N.H. Republicans, Back in State House Majority, Renew Push for More Voting Restrictions
College students, voting rights advocates and others packed — virtually — into the House Election Law Committee Monday morning to oppose a batch of Republican bills that would, in various ways, make it harder for some people to vote in New Hampshire. NHPR's Casey McDermott spoke with All Things Considered host Peter Biello about the changes up for debate.
Peter Biello: What kind of issues were on the table today?
Casey McDermott: As you know, voting battles have been front and center at the State House in recent years. And in particular, Republicans, when in power, have pushed for new restrictions, in some cases fueled by unsubstantiated cries of fraud in the 2016 and 2020 elections.
So, that's the backdrop for the hearings today in the House Election Law Committee. They heard two kinds of broad categories of bills. On one hand, there were a few that were targeting pretty explicitly the voting rights of college students. And then, on the other hand, there were bills taking aim at people who lack paperwork when registering to vote, which, of course, could include college students, but also potentially lots of other residents.
Biello: College students have been a target for New Hampshire Republicans for a while. What's new this year?
McDermott: You're right. Republicans really have not made a secret of the fact that they have a problem with student voters, and especially those who came to New Hampshire for school but hail originally from another state. One of the bills heard Monday would offer in-state tuition to anyone who registers to vote in New Hampshire. The same bill would also make it so that students could no longer use their college I.D. as a photo I.D. when voting. So that would be an issue for some students. In effect, the bill would force schools to take a financial hit if more of their students voted here. So, you know, unsurprisingly, the college and university systems said they aren't really a fan of this, because of the potential for lost revenue.
Another bill would remove the option for students to use attendance at an institution of higher learning, a college or university, as a qualification when registering to vote. In both cases, the Republicans pushing these bills suggested that it was unfair that the law creates, in their view, special privileges for students who they believe are not really residents of the state.

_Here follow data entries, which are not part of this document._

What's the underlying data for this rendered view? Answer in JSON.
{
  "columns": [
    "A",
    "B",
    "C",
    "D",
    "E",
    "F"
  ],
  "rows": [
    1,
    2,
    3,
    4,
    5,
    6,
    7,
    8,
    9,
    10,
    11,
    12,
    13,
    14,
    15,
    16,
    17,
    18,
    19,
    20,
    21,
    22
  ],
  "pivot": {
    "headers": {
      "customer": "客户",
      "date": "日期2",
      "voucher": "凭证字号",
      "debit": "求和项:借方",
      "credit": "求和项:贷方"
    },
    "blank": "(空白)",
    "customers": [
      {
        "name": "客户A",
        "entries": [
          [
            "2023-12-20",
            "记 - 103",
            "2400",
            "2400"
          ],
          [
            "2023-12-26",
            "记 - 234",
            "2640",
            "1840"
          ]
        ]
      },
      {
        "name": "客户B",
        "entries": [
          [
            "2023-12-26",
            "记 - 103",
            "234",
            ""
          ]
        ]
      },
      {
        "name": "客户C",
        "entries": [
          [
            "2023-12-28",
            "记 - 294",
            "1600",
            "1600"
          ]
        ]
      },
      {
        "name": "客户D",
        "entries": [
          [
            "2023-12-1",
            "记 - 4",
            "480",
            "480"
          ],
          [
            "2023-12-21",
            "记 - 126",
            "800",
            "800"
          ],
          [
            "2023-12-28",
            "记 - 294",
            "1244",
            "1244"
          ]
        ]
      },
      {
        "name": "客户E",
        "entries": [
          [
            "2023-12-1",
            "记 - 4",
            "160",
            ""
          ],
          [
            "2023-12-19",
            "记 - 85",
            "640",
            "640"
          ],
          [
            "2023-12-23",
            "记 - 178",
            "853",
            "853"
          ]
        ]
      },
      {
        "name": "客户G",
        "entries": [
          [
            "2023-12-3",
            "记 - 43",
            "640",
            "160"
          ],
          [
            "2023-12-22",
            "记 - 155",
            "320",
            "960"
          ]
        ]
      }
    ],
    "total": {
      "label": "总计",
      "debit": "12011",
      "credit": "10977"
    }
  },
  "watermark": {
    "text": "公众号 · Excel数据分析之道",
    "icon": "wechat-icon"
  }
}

Again, that's paraphrasing them. But those Republicans were vastly outnumbered by students who spoke up to highlight the many ways that they engage with their communities here in New Hampshire.
Biello: You also mentioned changes that could affect a broader group of voters. What's going on there?
McDermott: So, people can kind of think about what it's like when they register to vote: You have to prove age, citizenship, domicile and your identity.
So, if you have a New Hampshire driver's license that covers three of those categories: age, identity and domicile. But it doesn't cover citizenship. So, if you show up and you don't have, maybe, a birth certificate or naturalization papers or a passport which can prove citizenship, you can sign a form and say, you know, “I'm eligible; I meet the requirements.” The legislation heard today would remove that option of signing the form in lieu of providing that paperwork.
Biello: And why are they trying to get rid of this?
McDermott: So the Republicans pushing these bills suggested that the current system basically is, in their view, too lenient, and in some cases suggested that changes would help tamp down on doubts that people have about the integrity of New Hampshire's elections.
But the arguments that we heard in this case, and in response to a lot of restrictions that are being proposed, are based largely on perceptions that there's a problem rather than a documented pattern of problems. When pressed, one of the Republicans pushing for this change cited a case where a West Lebanon resident casting ballots in the 2016 election under two different names. That case was prosecuted by the New Hampshire attorney general's office. But we should note that that same office has repeatedly, in court and elsewhere, said that voter fraud is rare and not a serious problem in New Hampshire.
Biello: So these are all Republican backed bills in a Republican led State House. Should we expect to see most of these become law?
McDermott: We'll have to wait and see. I think that, regardless, it's fair to say that opponents of these bills are also really gearing up to push back on these bills and other proposed restrictions that are coming forward in the Legislature this year. And as we've seen with a lot of State House debates, the remote participation has made it easier than ever for more people to get involved, especially college students who otherwise may have a class schedule or other difficulty getting to Concord. So that's all to say, I think that we can expect this debate to continue and can certainly expect to continue to see a lot of pushback to these measures.
(This transcript has been lightly edited for clarity.)